The Fantastic Story of Elmer Flick

Bleacher Report Senior Writer INovember 2, 2008

Elmer Flick is a legendary baseball slugger, despite a 5'9", 168-pound build. He is built like Akinori Iwamura, yet he was a power hitter in a very deep Cleveland Indians lineup during the early 1900s.

Elmer Flick was born in rural Bedford, OH on Jan. 11, 1876. His father, Zach Taylor, was a Civil War vet and a worked as a farmer and mechanic who had a chair-making shop. Growing up, Elmer played almost every sport one could play. He boxed, wrestled, played football (was a running back and safety), but baseball was his main thing. He definitely proved it over time.

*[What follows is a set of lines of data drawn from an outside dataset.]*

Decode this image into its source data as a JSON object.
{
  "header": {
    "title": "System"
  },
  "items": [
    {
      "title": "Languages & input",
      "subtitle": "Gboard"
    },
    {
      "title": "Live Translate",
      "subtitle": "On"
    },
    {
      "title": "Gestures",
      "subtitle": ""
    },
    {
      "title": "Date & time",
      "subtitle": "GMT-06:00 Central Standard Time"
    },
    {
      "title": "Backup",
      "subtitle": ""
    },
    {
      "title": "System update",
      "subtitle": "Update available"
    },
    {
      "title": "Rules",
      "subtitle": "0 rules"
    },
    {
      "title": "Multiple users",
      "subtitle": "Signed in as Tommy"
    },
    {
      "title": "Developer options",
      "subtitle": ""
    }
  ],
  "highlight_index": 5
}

His short build earned him a spot as a catcher for Bradford High School. However, growing up, his brother was considered a better player. In 1891, the Bedford town team only had eight players and were hours away from playing a game. Elmer eagerly volunteered. However, he didn't have baseball clothes on and didn't even have shoes.

Flick played for them until he moved across Ohio to the Youngstown Puddlers in 1896. Flick made a transformation that would determine his career at Youngstown. He played right field for them, a position he'd play for 14 seasons until retiring from baseball all together.

The transformation was obviously bothering Flick. He had an .826 fielding percentage in just 31 games. He had a good arm, but he couldn't catch a truck. He did hit .438 with six home runs. Flick recalled, "My manager told me 'as an outfielder you're not so hot, but you sure can sting that ball.'" I second that thought.

Flick was moved up to the Interstate League in 1897. Flick improved to awful as an outfielder, with a .921 fielding percentage. However, he hit .386 with 10 home runs, 183 hits, and 20 triples. Phillies manager George Stallings took interest in him. The bold, sassy manager signed him for 1898.

Elmer got his shot early. He started the season as the team's backup right fielder (which was probably a good thing), but Sam Thompson got hurt, so he got his shot. He lived up to his potential, hitting .302 as a rookie! In 1899, he hit .342, with 98 runs driven in.

In 1900, he had his best year yet, with 11 homers, 110 RBI and an amazing .367 batting mark. 1900 was a year of conflict and a year of worry for the Phils. He was still a pretty abysmal right fielder. He was improving, but still bad.

Manager George Stallings ordered second basemen Nap Lajoie to go after shallow popups to right that should belong to Flick. Flick got so angry when that happened he fought Lajoie. Lajoie left with a broken thumb.

In 1901, Flick didn't disappoint. He had eight home runs, 88 RBI, and had a model average of .333. It would be his last full season for the Phillies. After jumping for Philadelphia to play for a second-year manager by the name of Connie Mack, he played 13 games and was traded to the Cleveland Bronchos.

In 1903, he did disappoint. He hit just .296 with only two home runs and a career low 51 runs batted in. The next five seasons, he played for the same team, but different name: the Cleveland Naps, named after second basemen Nap Lajoie. He wasn't as good as he was his first three seasons, but still good. He had RBI totals of 56, 64, 52, and 58. All lower than his totals in his first three seasons but still respectable. His batting averages were steady: .306, .308, .311, and .302.

His constant, all out play took a toll on his body. Like most back then, he was constantly injured. In 1908, 1909, and 1910, he hit a combined .254. After retiring from Major League Baseball in 1910, he played in the American Assocation in 1911 and 1912 before returning to Bedford. For 58 years, he raised horses, built houses and other trades.

He died on Jan. 9, 1971 of heart failure at the age of 71. In his career, he had 48 home runs, 756 RBI, and a .313 batting average. Six years after death, he was inducted into the baseball Hall of Fame.